Travellers planning trips to Israel, New Zealand, Moldova, or Colombia should get vaccinated against the measles before departing, warns the Centers for Disease Control and Prevention (CDC).
On Nov. 16, the CDC released three separate travel alerts after health officials reported outbreaks of the virus in Israel, New Zealand, and Moldova. Four days later, the health agency also warned travellers about a measles outbreak in Colombia.*
The measles is an infectious airborne disease spread by breathing, coughing, and sneezing, which may result in serious complications leading to pneumonia or death. Signs and symptoms include a rash, high fever, cough, runny nose, as well as red and watery eyes. Read more…
Travellers headed to Senegal should take steps to protect themselves from mosquito bites due to an outbreak of dengue fever.
Health officials in the West African country have reported the spread of the viral disease, which is known to cause nausea, headache, fever, rash, vomiting, minor bleeding, as well as pain in the eyes, muscles, and joints.

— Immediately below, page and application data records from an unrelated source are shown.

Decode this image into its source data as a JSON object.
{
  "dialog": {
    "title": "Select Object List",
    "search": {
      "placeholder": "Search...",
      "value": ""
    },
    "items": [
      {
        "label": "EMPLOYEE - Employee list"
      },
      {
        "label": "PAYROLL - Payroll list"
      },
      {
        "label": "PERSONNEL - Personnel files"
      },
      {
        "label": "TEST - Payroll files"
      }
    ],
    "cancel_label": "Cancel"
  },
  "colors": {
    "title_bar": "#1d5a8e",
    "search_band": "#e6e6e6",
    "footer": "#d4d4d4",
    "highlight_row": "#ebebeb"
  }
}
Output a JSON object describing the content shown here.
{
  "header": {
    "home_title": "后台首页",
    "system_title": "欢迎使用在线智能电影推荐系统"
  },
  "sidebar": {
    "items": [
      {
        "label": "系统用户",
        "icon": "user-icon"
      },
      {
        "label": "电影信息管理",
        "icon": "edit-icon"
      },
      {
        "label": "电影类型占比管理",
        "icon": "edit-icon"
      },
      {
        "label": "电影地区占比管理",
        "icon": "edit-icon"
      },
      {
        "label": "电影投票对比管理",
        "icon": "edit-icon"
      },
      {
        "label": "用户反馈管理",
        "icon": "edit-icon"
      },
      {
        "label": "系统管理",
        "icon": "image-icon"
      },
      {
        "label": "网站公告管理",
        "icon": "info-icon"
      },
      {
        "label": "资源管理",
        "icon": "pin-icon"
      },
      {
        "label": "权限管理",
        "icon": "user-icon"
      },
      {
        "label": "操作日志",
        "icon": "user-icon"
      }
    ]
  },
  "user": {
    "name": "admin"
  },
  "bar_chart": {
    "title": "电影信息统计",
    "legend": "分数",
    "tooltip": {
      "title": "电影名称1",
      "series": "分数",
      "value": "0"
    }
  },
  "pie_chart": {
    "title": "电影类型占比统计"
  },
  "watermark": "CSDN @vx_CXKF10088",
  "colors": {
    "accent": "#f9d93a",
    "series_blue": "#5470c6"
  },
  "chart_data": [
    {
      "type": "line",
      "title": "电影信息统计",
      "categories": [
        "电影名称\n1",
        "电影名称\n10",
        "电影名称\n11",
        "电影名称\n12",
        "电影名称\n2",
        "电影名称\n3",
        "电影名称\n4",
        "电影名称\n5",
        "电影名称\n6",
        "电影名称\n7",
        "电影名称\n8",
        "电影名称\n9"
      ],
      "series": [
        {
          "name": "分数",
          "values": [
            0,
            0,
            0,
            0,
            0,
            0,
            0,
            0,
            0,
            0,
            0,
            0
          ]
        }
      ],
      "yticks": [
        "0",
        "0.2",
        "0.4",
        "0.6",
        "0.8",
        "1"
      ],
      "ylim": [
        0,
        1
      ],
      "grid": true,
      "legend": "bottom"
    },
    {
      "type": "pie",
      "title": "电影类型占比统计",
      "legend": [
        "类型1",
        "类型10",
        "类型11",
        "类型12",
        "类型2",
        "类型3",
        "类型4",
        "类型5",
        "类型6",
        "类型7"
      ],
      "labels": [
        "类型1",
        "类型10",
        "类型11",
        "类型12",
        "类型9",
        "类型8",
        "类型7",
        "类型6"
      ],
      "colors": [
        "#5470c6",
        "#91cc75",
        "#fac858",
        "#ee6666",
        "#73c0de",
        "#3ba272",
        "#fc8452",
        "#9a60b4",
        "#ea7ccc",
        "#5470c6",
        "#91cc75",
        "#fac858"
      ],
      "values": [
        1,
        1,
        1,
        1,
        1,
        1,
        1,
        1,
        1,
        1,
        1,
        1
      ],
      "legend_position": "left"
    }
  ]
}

Travellers headed to Japan should get vaccinated against rubella to protect themselves from an outbreak in the country, advises the Centers for Disease Control and Prevention (CDC).
Rubella is an infectious disease spread by sneezes and coughs. Also referred to as the “German Measles,” it causes rashes and fevers that usually last between two and three days and symptoms are often mild.
Prior to entering Japan, the CDC recommends travellers receive the MMR (measles, mumps, and rubella) vaccine.
Pregnant women, however, are warned not to enter the country due to the risks the rubella virus poses to developing babies. It is known to cause birth defects such as mental disabilities, deafness, cataracts, and organ damage.
Japanese health officials report that most cases are occurring in the Kanto region in locations such as Tokyo, Kanagawa, Chiba, and Saitama.